The Brown Revolution

Media Name: Scott-Brown.jpg

Around the world over the past decade, longstanding and stultifying power elites have been toppled by what came to be known as the “color revolutions” — notably the Rose Revolution in Georgia, the Orange Revolution in Ukraine, and hopefully the Green Revolution in Iran. Now the political elites in Boston and Washington have been rocked by the Brown Revolution.

Pundits have been describing a possible Brown victory in terms like “canary in the mine,” “depth charge,” “shock waves,” “nuclear explosion,” “full freak‐​out,” and “angels will weep and the Charles River will run red with blood.” Political scientist Raymond La Raja said a Democratic loss would be the first shot in what could be a revolutionary war — “like the Battle of Lexington and Concord.” That’s what worries the Democratic ruling establishment.

This “revolutionary” video got more than 400,000 views in the week before the election.

Scott Brown takes over a seat in the United States Senate that has been held by one family (including its seat‐​fillers) for just over 57 years, since John F. Kennedy was elected to it in 1952, before Brown was born. Massachusetts hadn’t elected a Republican senator since 1972. In the closest U.S. Senate race of the past decade, Democrat John Kerry won by 35 points. All 10 of its House members are Democrats, and about 90 percent of both legislative chambers. That’s a well‐​entrenched political establishment. And as so often happens with long‐​ruling parties, it has seen its share of corruption: Three consecutive House speakers have resigned under clouds. It’s no surprise that Massachusetts Democrats have finally encountered the kind of voter reaction that national Democrats did in 1994, and national Republicans in 2006 and 2008.
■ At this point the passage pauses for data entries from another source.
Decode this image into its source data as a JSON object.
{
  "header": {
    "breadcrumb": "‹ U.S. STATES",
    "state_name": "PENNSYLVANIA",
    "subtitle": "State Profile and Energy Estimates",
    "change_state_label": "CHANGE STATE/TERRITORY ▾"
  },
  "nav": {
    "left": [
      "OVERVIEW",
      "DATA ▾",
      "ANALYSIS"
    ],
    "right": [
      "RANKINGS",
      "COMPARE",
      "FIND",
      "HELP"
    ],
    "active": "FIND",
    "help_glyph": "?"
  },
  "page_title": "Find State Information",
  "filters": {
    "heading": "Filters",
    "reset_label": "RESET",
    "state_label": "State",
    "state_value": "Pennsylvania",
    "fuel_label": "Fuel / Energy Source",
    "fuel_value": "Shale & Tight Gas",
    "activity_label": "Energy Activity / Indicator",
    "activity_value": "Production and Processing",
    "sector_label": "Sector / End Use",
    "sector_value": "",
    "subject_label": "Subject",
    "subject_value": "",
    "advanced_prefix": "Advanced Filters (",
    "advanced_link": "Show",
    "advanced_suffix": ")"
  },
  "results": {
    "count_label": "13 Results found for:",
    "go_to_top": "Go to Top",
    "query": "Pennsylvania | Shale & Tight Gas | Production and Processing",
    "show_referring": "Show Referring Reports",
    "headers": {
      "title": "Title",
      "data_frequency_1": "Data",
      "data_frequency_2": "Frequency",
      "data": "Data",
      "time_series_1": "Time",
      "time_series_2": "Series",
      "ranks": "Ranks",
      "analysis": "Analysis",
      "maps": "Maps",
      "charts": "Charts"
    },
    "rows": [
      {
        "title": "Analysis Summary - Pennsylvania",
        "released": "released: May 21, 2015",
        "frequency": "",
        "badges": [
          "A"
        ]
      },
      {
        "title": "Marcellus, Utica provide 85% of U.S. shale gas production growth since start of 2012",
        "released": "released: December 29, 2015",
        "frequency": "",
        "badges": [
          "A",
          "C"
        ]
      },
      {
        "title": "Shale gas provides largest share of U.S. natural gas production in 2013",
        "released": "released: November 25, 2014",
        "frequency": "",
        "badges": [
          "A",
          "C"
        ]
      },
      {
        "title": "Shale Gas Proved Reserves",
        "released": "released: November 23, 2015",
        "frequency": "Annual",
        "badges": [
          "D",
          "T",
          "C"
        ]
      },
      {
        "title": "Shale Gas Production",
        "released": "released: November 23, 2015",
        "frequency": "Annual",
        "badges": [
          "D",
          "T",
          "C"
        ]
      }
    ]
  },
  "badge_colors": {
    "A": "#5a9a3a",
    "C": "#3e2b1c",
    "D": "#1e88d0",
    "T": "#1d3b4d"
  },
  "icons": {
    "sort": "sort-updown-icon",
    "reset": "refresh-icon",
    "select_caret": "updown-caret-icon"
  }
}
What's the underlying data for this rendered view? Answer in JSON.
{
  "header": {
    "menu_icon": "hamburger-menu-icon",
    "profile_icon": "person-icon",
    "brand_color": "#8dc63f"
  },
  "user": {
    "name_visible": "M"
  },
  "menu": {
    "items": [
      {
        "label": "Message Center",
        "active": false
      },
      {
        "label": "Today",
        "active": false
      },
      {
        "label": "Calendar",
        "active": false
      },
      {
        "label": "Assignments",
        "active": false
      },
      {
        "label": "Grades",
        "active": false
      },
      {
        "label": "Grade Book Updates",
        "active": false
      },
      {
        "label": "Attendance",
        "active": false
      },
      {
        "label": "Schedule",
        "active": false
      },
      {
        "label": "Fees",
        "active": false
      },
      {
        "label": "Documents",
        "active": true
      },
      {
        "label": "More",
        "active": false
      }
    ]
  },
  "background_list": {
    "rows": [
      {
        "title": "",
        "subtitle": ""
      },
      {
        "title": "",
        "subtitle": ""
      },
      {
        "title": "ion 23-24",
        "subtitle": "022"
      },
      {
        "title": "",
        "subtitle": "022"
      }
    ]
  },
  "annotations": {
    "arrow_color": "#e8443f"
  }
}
Given President Obama’s falling job approval, growing opposition to the Obama health care plan, the recent elections in Virginia and New Jersey, the fury in Nebraska over Ben Nelson’s wheeling and dealing, the growing recognition that libertarians are a major part of the decentralized “Tea Party” movement, and rising poll support for “smaller government,” the Brown victory is a flashing red light with a siren warning Democrats not to proceed with a health care bill that voters don’t like and a big‐​government agenda that Americans weren’t voting for in 2008.

Brown is no libertarian. But he campaigned against the Obama‐​Reid‐​Pelosi health care plan and against tax increases, so he will be part of the opposition to the current governing agenda. And he stood up to challenge the Democratic machine when no one else did. And certainly events in Georgia, Ukraine, and elsewhere are sufficient reminder that the failings of individuals don’t invalidate the popular movement.

How does an entrenched political party respond to a successful rebellion? Well, one way is for both the local and national officials to refuse to certify the results of the election and try to ram unpopular programs with the votes of rejected legislators. Would Democrats try to do that with more elections looming in just 10 months? Harry Reid and Barney Frank say absolutely not. Expect a lot of scrambling this week.